→ **PROBLEM TO SOLVE**
What you return should be every line below, word for word, and none of the images.

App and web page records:
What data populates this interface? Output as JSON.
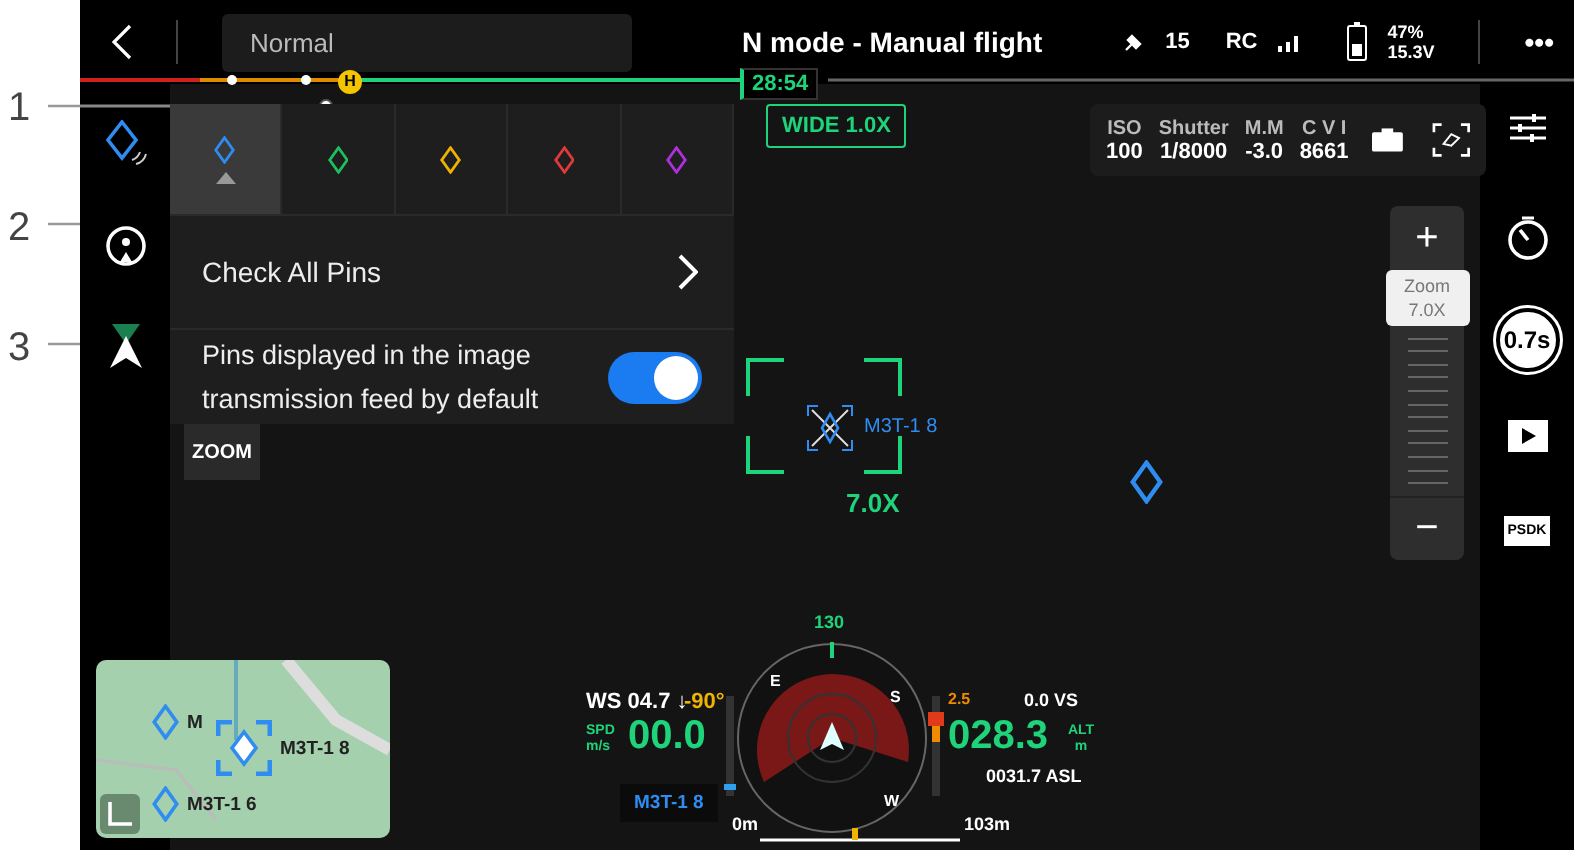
{
  "top_bar": {
    "flight_mode": "Normal",
    "title": "N mode - Manual flight",
    "satellites": "15",
    "rc_label": "RC",
    "battery_percent": "47%",
    "battery_voltage": "15.3V",
    "menu": "•••"
  },
  "timeline": {
    "home_mark": "H",
    "time": "28:54"
  },
  "lens_badge": "WIDE 1.0X",
  "camera_params": [
    {
      "label": "ISO",
      "value": "100"
    },
    {
      "label": "Shutter",
      "value": "1/8000"
    },
    {
      "label": "M.M",
      "value": "-3.0"
    },
    {
      "label": "C V I",
      "value": "8661"
    }
  ],
  "pin_panel": {
    "colors": [
      {
        "color": "#2f8cf0",
        "selected": true
      },
      {
        "color": "#1fbf60",
        "selected": false
      },
      {
        "color": "#f0b400",
        "selected": false
      },
      {
        "color": "#e03a3a",
        "selected": false
      },
      {
        "color": "#b030e0",
        "selected": false
      }
    ],
    "check_all_label": "Check All Pins",
    "toggle_label": "Pins displayed in the image transmission feed by default",
    "toggle_on": true
  },
  "callouts": [
    "1",
    "2",
    "3"
  ],
  "zoom_button": "ZOOM",
  "target": {
    "label": "M3T-1 8",
    "zoom": "7.0X"
  },
  "zoom_control": {
    "plus": "+",
    "label": "Zoom",
    "value": "7.0X",
    "minus": "−"
  },
  "shutter_time": "0.7s",
  "psdk": "PSDK",
  "hud": {
    "wind": "WS 04.7 ↓",
    "wind_dir": "-90°",
    "spd_unit": "SPD",
    "spd_unit2": "m/s",
    "speed": "00.0",
    "heading": "130",
    "compass": [
      "E",
      "S",
      "W"
    ],
    "vs_scale": "2.5",
    "vs": "0.0 VS",
    "altitude": "028.3",
    "alt_unit": "ALT",
    "alt_unit2": "m",
    "asl": "0031.7 ASL",
    "pin_tag": "M3T-1 8",
    "distance_start": "0m",
    "distance_end": "103m"
  },
  "map": {
    "pins": [
      {
        "label": "M"
      },
      {
        "label": "M3T-1 8",
        "selected": true
      },
      {
        "label": "M3T-1 6"
      }
    ]
  }
}
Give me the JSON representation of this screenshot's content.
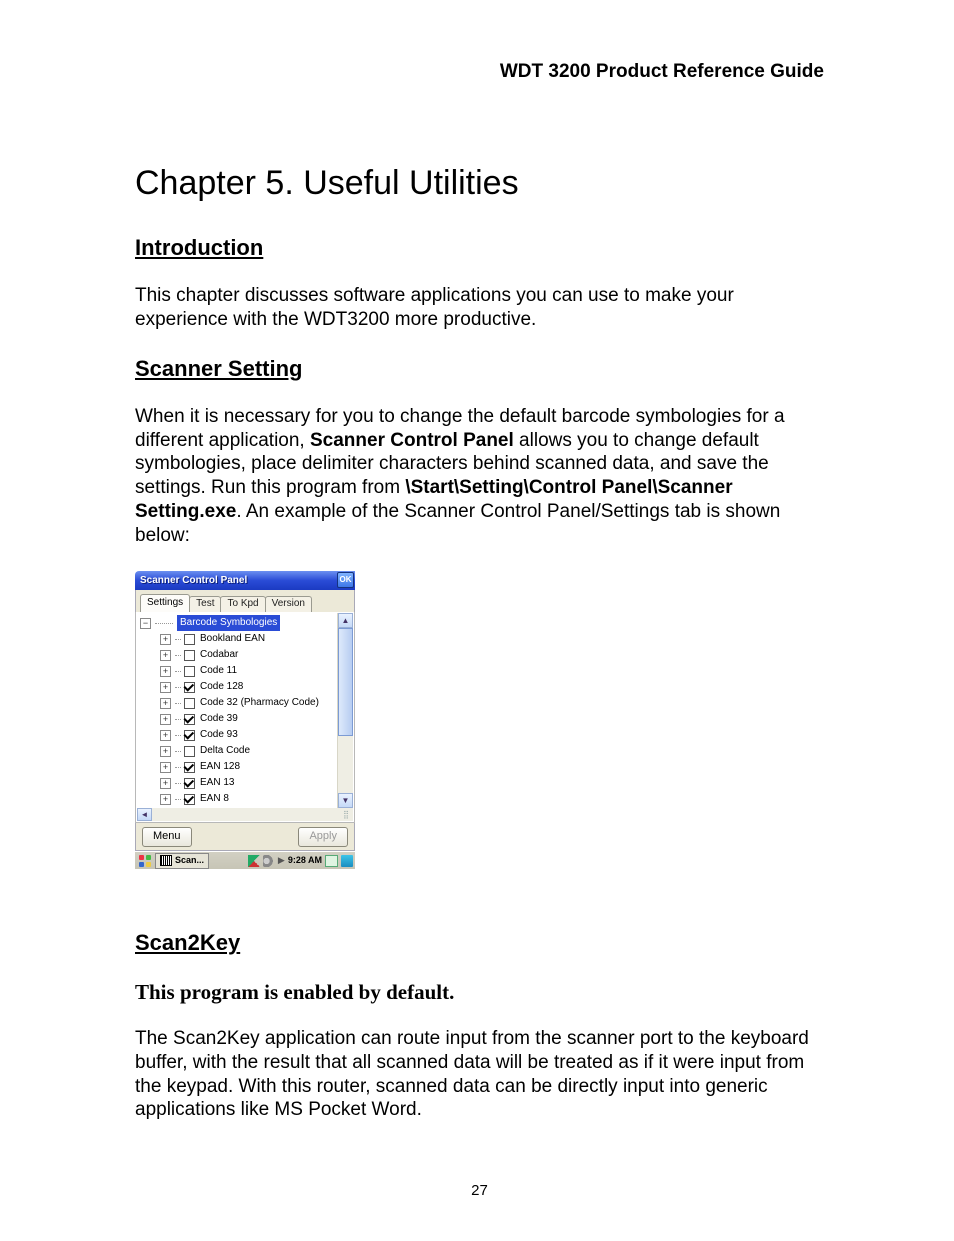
{
  "running_header": "WDT 3200 Product Reference Guide",
  "chapter_title": "Chapter 5. Useful Utilities",
  "intro": {
    "heading": "Introduction",
    "para": "This chapter discusses software applications you can use to make your experience with the WDT3200 more productive."
  },
  "scanner": {
    "heading": "Scanner Setting",
    "para1_a": "When it is necessary for you to change the default barcode symbologies for a different application, ",
    "para1_b": "Scanner Control Panel",
    "para1_c": " allows you to change default symbologies, place delimiter characters behind scanned data, and save the settings. Run this program from ",
    "para1_d": "\\Start\\Setting\\Control Panel\\Scanner Setting.exe",
    "para1_e": ".   An example of the Scanner Control Panel/Settings tab is shown below:"
  },
  "scp": {
    "title": "Scanner Control Panel",
    "ok": "OK",
    "tabs": [
      "Settings",
      "Test",
      "To Kpd",
      "Version"
    ],
    "root": "Barcode Symbologies",
    "items": [
      {
        "label": "Bookland EAN",
        "checked": false
      },
      {
        "label": "Codabar",
        "checked": false
      },
      {
        "label": "Code 11",
        "checked": false
      },
      {
        "label": "Code 128",
        "checked": true
      },
      {
        "label": "Code 32 (Pharmacy Code)",
        "checked": false
      },
      {
        "label": "Code 39",
        "checked": true
      },
      {
        "label": "Code 93",
        "checked": true
      },
      {
        "label": "Delta Code",
        "checked": false
      },
      {
        "label": "EAN 128",
        "checked": true
      },
      {
        "label": "EAN 13",
        "checked": true
      },
      {
        "label": "EAN 8",
        "checked": true
      }
    ],
    "menu": "Menu",
    "apply": "Apply",
    "task_label": "Scan...",
    "clock": "9:28 AM"
  },
  "scan2key": {
    "heading": "Scan2Key",
    "sub": "This program is enabled by default.",
    "para": "The Scan2Key application can route input from the scanner port to the keyboard buffer, with the result that all scanned data will be treated as if it were input from the keypad.   With this router, scanned data can be directly input into generic applications like MS Pocket Word."
  },
  "page_number": "27"
}
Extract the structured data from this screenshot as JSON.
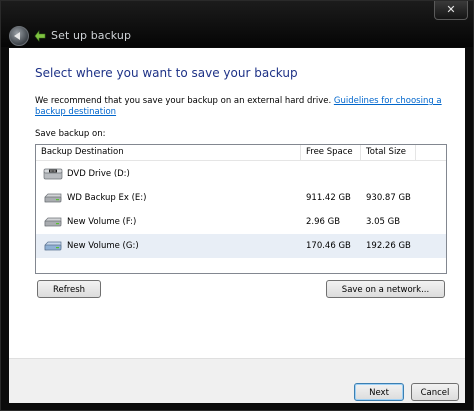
{
  "window": {
    "title": "Set up backup",
    "close_glyph": "✕"
  },
  "main": {
    "heading": "Select where you want to save your backup",
    "recommendation": "We recommend that you save your backup on an external hard drive.",
    "guidelines_link": "Guidelines for choosing a backup destination",
    "save_on_label": "Save backup on:"
  },
  "table": {
    "columns": [
      "Backup Destination",
      "Free Space",
      "Total Size"
    ],
    "rows": [
      {
        "icon": "dvd-drive-icon",
        "name": "DVD Drive (D:)",
        "free": "",
        "total": "",
        "selected": false
      },
      {
        "icon": "hard-drive-icon",
        "name": "WD Backup Ex  (E:)",
        "free": "911.42 GB",
        "total": "930.87 GB",
        "selected": false
      },
      {
        "icon": "hard-drive-icon",
        "name": "New Volume (F:)",
        "free": "2.96 GB",
        "total": "3.05 GB",
        "selected": false
      },
      {
        "icon": "hard-drive-icon",
        "name": "New Volume (G:)",
        "free": "170.46 GB",
        "total": "192.26 GB",
        "selected": true
      }
    ]
  },
  "buttons": {
    "refresh": "Refresh",
    "save_network": "Save on a network...",
    "next": "Next",
    "cancel": "Cancel"
  },
  "colors": {
    "heading": "#1e3287",
    "link": "#0066cc",
    "selected_row": "#e8eef6",
    "title_bar": "#0b0b0b"
  }
}
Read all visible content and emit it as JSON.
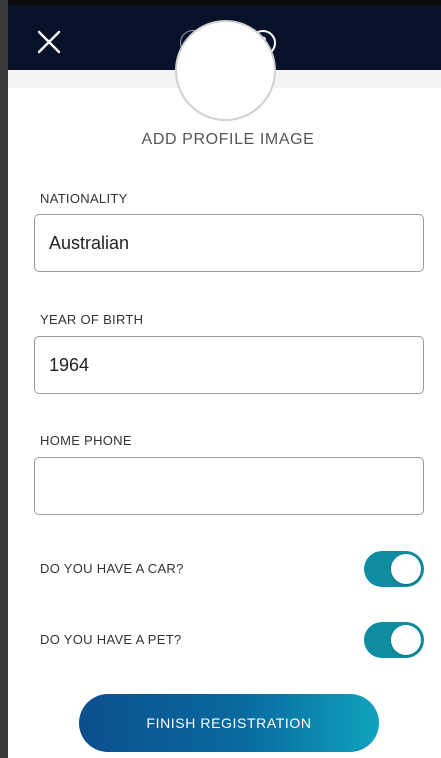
{
  "colors": {
    "topbar": "#07112a",
    "accent": "#0e8da0",
    "button_start": "#0b4f8c",
    "button_end": "#10a2bd"
  },
  "header": {
    "close_icon": "close-icon",
    "steps": [
      "1",
      "2"
    ],
    "current_step": 2
  },
  "profile": {
    "add_label": "ADD PROFILE IMAGE"
  },
  "form": {
    "nationality": {
      "label": "NATIONALITY",
      "value": "Australian"
    },
    "year_of_birth": {
      "label": "YEAR OF BIRTH",
      "value": "1964"
    },
    "home_phone": {
      "label": "HOME PHONE",
      "value": ""
    },
    "has_car": {
      "label": "DO YOU HAVE A CAR?",
      "on": true
    },
    "has_pet": {
      "label": "DO YOU HAVE A PET?",
      "on": true
    }
  },
  "actions": {
    "finish_label": "FINISH REGISTRATION"
  }
}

→ **RESPONSE**
What data populates this interface? Output as JSON.
{
  "top_bar": {
    "flight_mode": "Normal",
    "title": "N mode - Manual flight",
    "satellites": "15",
    "rc_label": "RC",
    "battery_percent": "47%",
    "battery_voltage": "15.3V",
    "menu": "•••"
  },
  "timeline": {
    "home_mark": "H",
    "time": "28:54"
  },
  "lens_badge": "WIDE 1.0X",
  "camera_params": [
    {
      "label": "ISO",
      "value": "100"
    },
    {
      "label": "Shutter",
      "value": "1/8000"
    },
    {
      "label": "M.M",
      "value": "-3.0"
    },
    {
      "label": "C V I",
      "value": "8661"
    }
  ],
  "pin_panel": {
    "colors": [
      {
        "color": "#2f8cf0",
        "selected": true
      },
      {
        "color": "#1fbf60",
        "selected": false
      },
      {
        "color": "#f0b400",
        "selected": false
      },
      {
        "color": "#e03a3a",
        "selected": false
      },
      {
        "color": "#b030e0",
        "selected": false
      }
    ],
    "check_all_label": "Check All Pins",
    "toggle_label": "Pins displayed in the image transmission feed by default",
    "toggle_on": true
  },
  "callouts": [
    "1",
    "2",
    "3"
  ],
  "zoom_button": "ZOOM",
  "target": {
    "label": "M3T-1 8",
    "zoom": "7.0X"
  },
  "zoom_control": {
    "plus": "+",
    "label": "Zoom",
    "value": "7.0X",
    "minus": "−"
  },
  "shutter_time": "0.7s",
  "psdk": "PSDK",
  "hud": {
    "wind": "WS 04.7 ↓",
    "wind_dir": "-90°",
    "spd_unit": "SPD",
    "spd_unit2": "m/s",
    "speed": "00.0",
    "heading": "130",
    "compass": [
      "E",
      "S",
      "W"
    ],
    "vs_scale": "2.5",
    "vs": "0.0 VS",
    "altitude": "028.3",
    "alt_unit": "ALT",
    "alt_unit2": "m",
    "asl": "0031.7 ASL",
    "pin_tag": "M3T-1 8",
    "distance_start": "0m",
    "distance_end": "103m"
  },
  "map": {
    "pins": [
      {
        "label": "M"
      },
      {
        "label": "M3T-1 8",
        "selected": true
      },
      {
        "label": "M3T-1 6"
      }
    ]
  }
}
Give me the JSON representation of this screenshot's content.
{
  "running_header": "WDT 3200 Product Reference Guide",
  "chapter_title": "Chapter 5. Useful Utilities",
  "intro": {
    "heading": "Introduction",
    "para": "This chapter discusses software applications you can use to make your experience with the WDT3200 more productive."
  },
  "scanner": {
    "heading": "Scanner Setting",
    "para1_a": "When it is necessary for you to change the default barcode symbologies for a different application, ",
    "para1_b": "Scanner Control Panel",
    "para1_c": " allows you to change default symbologies, place delimiter characters behind scanned data, and save the settings. Run this program from ",
    "para1_d": "\\Start\\Setting\\Control Panel\\Scanner Setting.exe",
    "para1_e": ".   An example of the Scanner Control Panel/Settings tab is shown below:"
  },
  "scp": {
    "title": "Scanner Control Panel",
    "ok": "OK",
    "tabs": [
      "Settings",
      "Test",
      "To Kpd",
      "Version"
    ],
    "root": "Barcode Symbologies",
    "items": [
      {
        "label": "Bookland EAN",
        "checked": false
      },
      {
        "label": "Codabar",
        "checked": false
      },
      {
        "label": "Code 11",
        "checked": false
      },
      {
        "label": "Code 128",
        "checked": true
      },
      {
        "label": "Code 32 (Pharmacy Code)",
        "checked": false
      },
      {
        "label": "Code 39",
        "checked": true
      },
      {
        "label": "Code 93",
        "checked": true
      },
      {
        "label": "Delta Code",
        "checked": false
      },
      {
        "label": "EAN 128",
        "checked": true
      },
      {
        "label": "EAN 13",
        "checked": true
      },
      {
        "label": "EAN 8",
        "checked": true
      }
    ],
    "menu": "Menu",
    "apply": "Apply",
    "task_label": "Scan...",
    "clock": "9:28 AM"
  },
  "scan2key": {
    "heading": "Scan2Key",
    "sub": "This program is enabled by default.",
    "para": "The Scan2Key application can route input from the scanner port to the keyboard buffer, with the result that all scanned data will be treated as if it were input from the keypad.   With this router, scanned data can be directly input into generic applications like MS Pocket Word."
  },
  "page_number": "27"
}
Extract the structured data from this screenshot as JSON.
{
  "window": {
    "title": "Set up backup",
    "close_glyph": "✕"
  },
  "main": {
    "heading": "Select where you want to save your backup",
    "recommendation": "We recommend that you save your backup on an external hard drive.",
    "guidelines_link": "Guidelines for choosing a backup destination",
    "save_on_label": "Save backup on:"
  },
  "table": {
    "columns": [
      "Backup Destination",
      "Free Space",
      "Total Size"
    ],
    "rows": [
      {
        "icon": "dvd-drive-icon",
        "name": "DVD Drive (D:)",
        "free": "",
        "total": "",
        "selected": false
      },
      {
        "icon": "hard-drive-icon",
        "name": "WD Backup Ex  (E:)",
        "free": "911.42 GB",
        "total": "930.87 GB",
        "selected": false
      },
      {
        "icon": "hard-drive-icon",
        "name": "New Volume (F:)",
        "free": "2.96 GB",
        "total": "3.05 GB",
        "selected": false
      },
      {
        "icon": "hard-drive-icon",
        "name": "New Volume (G:)",
        "free": "170.46 GB",
        "total": "192.26 GB",
        "selected": true
      }
    ]
  },
  "buttons": {
    "refresh": "Refresh",
    "save_network": "Save on a network...",
    "next": "Next",
    "cancel": "Cancel"
  },
  "colors": {
    "heading": "#1e3287",
    "link": "#0066cc",
    "selected_row": "#e8eef6",
    "title_bar": "#0b0b0b"
  }
}
Read all visible content and emit it as JSON.
{
  "colors": {
    "topbar": "#07112a",
    "accent": "#0e8da0",
    "button_start": "#0b4f8c",
    "button_end": "#10a2bd"
  },
  "header": {
    "close_icon": "close-icon",
    "steps": [
      "1",
      "2"
    ],
    "current_step": 2
  },
  "profile": {
    "add_label": "ADD PROFILE IMAGE"
  },
  "form": {
    "nationality": {
      "label": "NATIONALITY",
      "value": "Australian"
    },
    "year_of_birth": {
      "label": "YEAR OF BIRTH",
      "value": "1964"
    },
    "home_phone": {
      "label": "HOME PHONE",
      "value": ""
    },
    "has_car": {
      "label": "DO YOU HAVE A CAR?",
      "on": true
    },
    "has_pet": {
      "label": "DO YOU HAVE A PET?",
      "on": true
    }
  },
  "actions": {
    "finish_label": "FINISH REGISTRATION"
  }
}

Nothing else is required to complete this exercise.